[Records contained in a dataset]
-*-*-
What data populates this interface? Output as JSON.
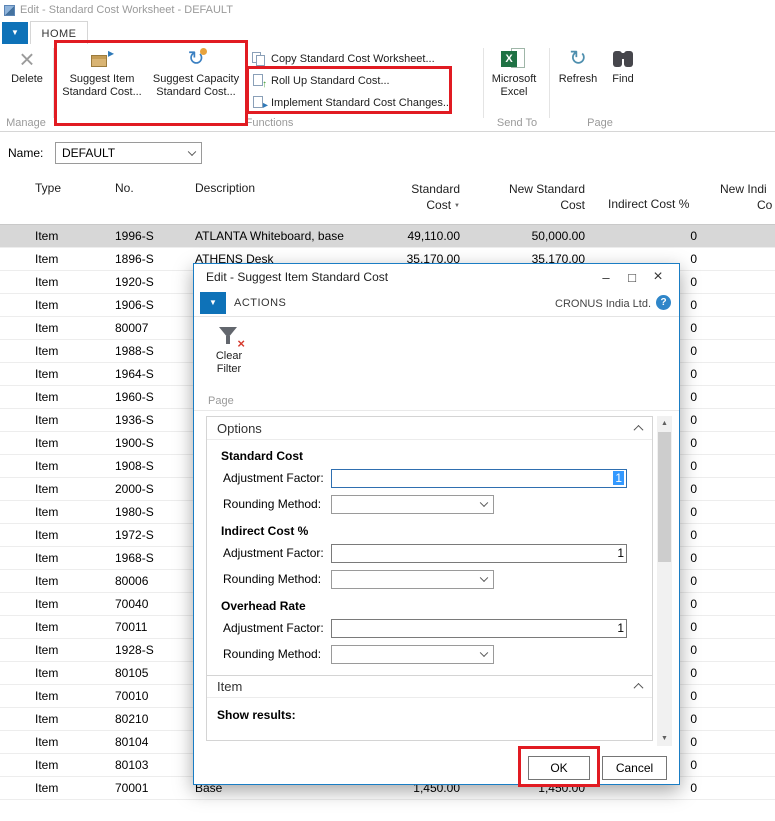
{
  "colors": {
    "accent_blue": "#0e72b8",
    "annotation_red": "#e11b22",
    "selected_row": "#d7d7d7",
    "excel_green": "#1f7244"
  },
  "window": {
    "title": "Edit - Standard Cost Worksheet - DEFAULT",
    "home_tab": "HOME"
  },
  "ribbon": {
    "delete": "Delete",
    "suggest_item": "Suggest Item Standard Cost...",
    "suggest_capacity": "Suggest Capacity Standard Cost...",
    "copy_worksheet": "Copy Standard Cost Worksheet...",
    "roll_up": "Roll Up Standard Cost...",
    "implement": "Implement Standard Cost Changes...",
    "excel": "Microsoft Excel",
    "refresh": "Refresh",
    "find": "Find",
    "group_manage": "Manage",
    "group_functions": "Functions",
    "group_sendto": "Send To",
    "group_page": "Page"
  },
  "name_field": {
    "label": "Name:",
    "value": "DEFAULT"
  },
  "table": {
    "columns": {
      "type": "Type",
      "no": "No.",
      "description": "Description",
      "standard_cost": [
        "Standard",
        "Cost"
      ],
      "new_standard_cost": [
        "New Standard",
        "Cost"
      ],
      "indirect_cost_pct": "Indirect Cost %",
      "new_indirect_cost_pct": [
        "New Indi",
        "Co"
      ]
    },
    "rows": [
      {
        "type": "Item",
        "no": "1996-S",
        "description": "ATLANTA Whiteboard, base",
        "standard_cost": "49,110.00",
        "new_standard_cost": "50,000.00",
        "indirect_cost_pct": "0",
        "selected": true
      },
      {
        "type": "Item",
        "no": "1896-S",
        "description": "ATHENS Desk",
        "standard_cost": "35,170.00",
        "new_standard_cost": "35,170.00",
        "indirect_cost_pct": "0"
      },
      {
        "type": "Item",
        "no": "1920-S",
        "description": "",
        "standard_cost": "",
        "new_standard_cost": "",
        "indirect_cost_pct": "0"
      },
      {
        "type": "Item",
        "no": "1906-S",
        "description": "",
        "standard_cost": "",
        "new_standard_cost": "",
        "indirect_cost_pct": "0"
      },
      {
        "type": "Item",
        "no": "80007",
        "description": "",
        "standard_cost": "",
        "new_standard_cost": "",
        "indirect_cost_pct": "0"
      },
      {
        "type": "Item",
        "no": "1988-S",
        "description": "",
        "standard_cost": "",
        "new_standard_cost": "",
        "indirect_cost_pct": "0"
      },
      {
        "type": "Item",
        "no": "1964-S",
        "description": "",
        "standard_cost": "",
        "new_standard_cost": "",
        "indirect_cost_pct": "0"
      },
      {
        "type": "Item",
        "no": "1960-S",
        "description": "",
        "standard_cost": "",
        "new_standard_cost": "",
        "indirect_cost_pct": "0"
      },
      {
        "type": "Item",
        "no": "1936-S",
        "description": "",
        "standard_cost": "",
        "new_standard_cost": "",
        "indirect_cost_pct": "0"
      },
      {
        "type": "Item",
        "no": "1900-S",
        "description": "",
        "standard_cost": "",
        "new_standard_cost": "",
        "indirect_cost_pct": "0"
      },
      {
        "type": "Item",
        "no": "1908-S",
        "description": "",
        "standard_cost": "",
        "new_standard_cost": "",
        "indirect_cost_pct": "0"
      },
      {
        "type": "Item",
        "no": "2000-S",
        "description": "",
        "standard_cost": "",
        "new_standard_cost": "",
        "indirect_cost_pct": "0"
      },
      {
        "type": "Item",
        "no": "1980-S",
        "description": "",
        "standard_cost": "",
        "new_standard_cost": "",
        "indirect_cost_pct": "0"
      },
      {
        "type": "Item",
        "no": "1972-S",
        "description": "",
        "standard_cost": "",
        "new_standard_cost": "",
        "indirect_cost_pct": "0"
      },
      {
        "type": "Item",
        "no": "1968-S",
        "description": "",
        "standard_cost": "",
        "new_standard_cost": "",
        "indirect_cost_pct": "0"
      },
      {
        "type": "Item",
        "no": "80006",
        "description": "",
        "standard_cost": "",
        "new_standard_cost": "",
        "indirect_cost_pct": "0"
      },
      {
        "type": "Item",
        "no": "70040",
        "description": "",
        "standard_cost": "",
        "new_standard_cost": "",
        "indirect_cost_pct": "0"
      },
      {
        "type": "Item",
        "no": "70011",
        "description": "",
        "standard_cost": "",
        "new_standard_cost": "",
        "indirect_cost_pct": "0"
      },
      {
        "type": "Item",
        "no": "1928-S",
        "description": "",
        "standard_cost": "",
        "new_standard_cost": "",
        "indirect_cost_pct": "0"
      },
      {
        "type": "Item",
        "no": "80105",
        "description": "",
        "standard_cost": "",
        "new_standard_cost": "",
        "indirect_cost_pct": "0"
      },
      {
        "type": "Item",
        "no": "70010",
        "description": "",
        "standard_cost": "",
        "new_standard_cost": "",
        "indirect_cost_pct": "0"
      },
      {
        "type": "Item",
        "no": "80210",
        "description": "",
        "standard_cost": "",
        "new_standard_cost": "",
        "indirect_cost_pct": "0"
      },
      {
        "type": "Item",
        "no": "80104",
        "description": "",
        "standard_cost": "",
        "new_standard_cost": "",
        "indirect_cost_pct": "0"
      },
      {
        "type": "Item",
        "no": "80103",
        "description": "",
        "standard_cost": "",
        "new_standard_cost": "",
        "indirect_cost_pct": "0"
      },
      {
        "type": "Item",
        "no": "70001",
        "description": "Base",
        "standard_cost": "1,450.00",
        "new_standard_cost": "1,450.00",
        "indirect_cost_pct": "0"
      }
    ]
  },
  "dialog": {
    "title": "Edit - Suggest Item Standard Cost",
    "actions_tab": "ACTIONS",
    "company": "CRONUS India Ltd.",
    "clear_filter": "Clear Filter",
    "group_page": "Page",
    "options": {
      "title": "Options",
      "sections": [
        {
          "heading": "Standard Cost",
          "adjustment_label": "Adjustment Factor:",
          "adjustment_value": "1",
          "rounding_label": "Rounding Method:",
          "rounding_value": "",
          "focused": true
        },
        {
          "heading": "Indirect Cost %",
          "adjustment_label": "Adjustment Factor:",
          "adjustment_value": "1",
          "rounding_label": "Rounding Method:",
          "rounding_value": ""
        },
        {
          "heading": "Overhead Rate",
          "adjustment_label": "Adjustment Factor:",
          "adjustment_value": "1",
          "rounding_label": "Rounding Method:",
          "rounding_value": ""
        }
      ]
    },
    "item_section": {
      "title": "Item",
      "show_results_label": "Show results:"
    },
    "ok_button": "OK",
    "cancel_button": "Cancel"
  },
  "annotations": {
    "color": "#e11b22"
  }
}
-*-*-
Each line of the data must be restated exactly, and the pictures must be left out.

What data populates this interface? Output as JSON.
{
  "colors": {
    "accent_blue": "#0e72b8",
    "annotation_red": "#e11b22",
    "selected_row": "#d7d7d7",
    "excel_green": "#1f7244"
  },
  "window": {
    "title": "Edit - Standard Cost Worksheet - DEFAULT",
    "home_tab": "HOME"
  },
  "ribbon": {
    "delete": "Delete",
    "suggest_item": "Suggest Item Standard Cost...",
    "suggest_capacity": "Suggest Capacity Standard Cost...",
    "copy_worksheet": "Copy Standard Cost Worksheet...",
    "roll_up": "Roll Up Standard Cost...",
    "implement": "Implement Standard Cost Changes...",
    "excel": "Microsoft Excel",
    "refresh": "Refresh",
    "find": "Find",
    "group_manage": "Manage",
    "group_functions": "Functions",
    "group_sendto": "Send To",
    "group_page": "Page"
  },
  "name_field": {
    "label": "Name:",
    "value": "DEFAULT"
  },
  "table": {
    "columns": {
      "type": "Type",
      "no": "No.",
      "description": "Description",
      "standard_cost": [
        "Standard",
        "Cost"
      ],
      "new_standard_cost": [
        "New Standard",
        "Cost"
      ],
      "indirect_cost_pct": "Indirect Cost %",
      "new_indirect_cost_pct": [
        "New Indi",
        "Co"
      ]
    },
    "rows": [
      {
        "type": "Item",
        "no": "1996-S",
        "description": "ATLANTA Whiteboard, base",
        "standard_cost": "49,110.00",
        "new_standard_cost": "50,000.00",
        "indirect_cost_pct": "0",
        "selected": true
      },
      {
        "type": "Item",
        "no": "1896-S",
        "description": "ATHENS Desk",
        "standard_cost": "35,170.00",
        "new_standard_cost": "35,170.00",
        "indirect_cost_pct": "0"
      },
      {
        "type": "Item",
        "no": "1920-S",
        "description": "",
        "standard_cost": "",
        "new_standard_cost": "",
        "indirect_cost_pct": "0"
      },
      {
        "type": "Item",
        "no": "1906-S",
        "description": "",
        "standard_cost": "",
        "new_standard_cost": "",
        "indirect_cost_pct": "0"
      },
      {
        "type": "Item",
        "no": "80007",
        "description": "",
        "standard_cost": "",
        "new_standard_cost": "",
        "indirect_cost_pct": "0"
      },
      {
        "type": "Item",
        "no": "1988-S",
        "description": "",
        "standard_cost": "",
        "new_standard_cost": "",
        "indirect_cost_pct": "0"
      },
      {
        "type": "Item",
        "no": "1964-S",
        "description": "",
        "standard_cost": "",
        "new_standard_cost": "",
        "indirect_cost_pct": "0"
      },
      {
        "type": "Item",
        "no": "1960-S",
        "description": "",
        "standard_cost": "",
        "new_standard_cost": "",
        "indirect_cost_pct": "0"
      },
      {
        "type": "Item",
        "no": "1936-S",
        "description": "",
        "standard_cost": "",
        "new_standard_cost": "",
        "indirect_cost_pct": "0"
      },
      {
        "type": "Item",
        "no": "1900-S",
        "description": "",
        "standard_cost": "",
        "new_standard_cost": "",
        "indirect_cost_pct": "0"
      },
      {
        "type": "Item",
        "no": "1908-S",
        "description": "",
        "standard_cost": "",
        "new_standard_cost": "",
        "indirect_cost_pct": "0"
      },
      {
        "type": "Item",
        "no": "2000-S",
        "description": "",
        "standard_cost": "",
        "new_standard_cost": "",
        "indirect_cost_pct": "0"
      },
      {
        "type": "Item",
        "no": "1980-S",
        "description": "",
        "standard_cost": "",
        "new_standard_cost": "",
        "indirect_cost_pct": "0"
      },
      {
        "type": "Item",
        "no": "1972-S",
        "description": "",
        "standard_cost": "",
        "new_standard_cost": "",
        "indirect_cost_pct": "0"
      },
      {
        "type": "Item",
        "no": "1968-S",
        "description": "",
        "standard_cost": "",
        "new_standard_cost": "",
        "indirect_cost_pct": "0"
      },
      {
        "type": "Item",
        "no": "80006",
        "description": "",
        "standard_cost": "",
        "new_standard_cost": "",
        "indirect_cost_pct": "0"
      },
      {
        "type": "Item",
        "no": "70040",
        "description": "",
        "standard_cost": "",
        "new_standard_cost": "",
        "indirect_cost_pct": "0"
      },
      {
        "type": "Item",
        "no": "70011",
        "description": "",
        "standard_cost": "",
        "new_standard_cost": "",
        "indirect_cost_pct": "0"
      },
      {
        "type": "Item",
        "no": "1928-S",
        "description": "",
        "standard_cost": "",
        "new_standard_cost": "",
        "indirect_cost_pct": "0"
      },
      {
        "type": "Item",
        "no": "80105",
        "description": "",
        "standard_cost": "",
        "new_standard_cost": "",
        "indirect_cost_pct": "0"
      },
      {
        "type": "Item",
        "no": "70010",
        "description": "",
        "standard_cost": "",
        "new_standard_cost": "",
        "indirect_cost_pct": "0"
      },
      {
        "type": "Item",
        "no": "80210",
        "description": "",
        "standard_cost": "",
        "new_standard_cost": "",
        "indirect_cost_pct": "0"
      },
      {
        "type": "Item",
        "no": "80104",
        "description": "",
        "standard_cost": "",
        "new_standard_cost": "",
        "indirect_cost_pct": "0"
      },
      {
        "type": "Item",
        "no": "80103",
        "description": "",
        "standard_cost": "",
        "new_standard_cost": "",
        "indirect_cost_pct": "0"
      },
      {
        "type": "Item",
        "no": "70001",
        "description": "Base",
        "standard_cost": "1,450.00",
        "new_standard_cost": "1,450.00",
        "indirect_cost_pct": "0"
      }
    ]
  },
  "dialog": {
    "title": "Edit - Suggest Item Standard Cost",
    "actions_tab": "ACTIONS",
    "company": "CRONUS India Ltd.",
    "clear_filter": "Clear Filter",
    "group_page": "Page",
    "options": {
      "title": "Options",
      "sections": [
        {
          "heading": "Standard Cost",
          "adjustment_label": "Adjustment Factor:",
          "adjustment_value": "1",
          "rounding_label": "Rounding Method:",
          "rounding_value": "",
          "focused": true
        },
        {
          "heading": "Indirect Cost %",
          "adjustment_label": "Adjustment Factor:",
          "adjustment_value": "1",
          "rounding_label": "Rounding Method:",
          "rounding_value": ""
        },
        {
          "heading": "Overhead Rate",
          "adjustment_label": "Adjustment Factor:",
          "adjustment_value": "1",
          "rounding_label": "Rounding Method:",
          "rounding_value": ""
        }
      ]
    },
    "item_section": {
      "title": "Item",
      "show_results_label": "Show results:"
    },
    "ok_button": "OK",
    "cancel_button": "Cancel"
  },
  "annotations": {
    "color": "#e11b22"
  }
}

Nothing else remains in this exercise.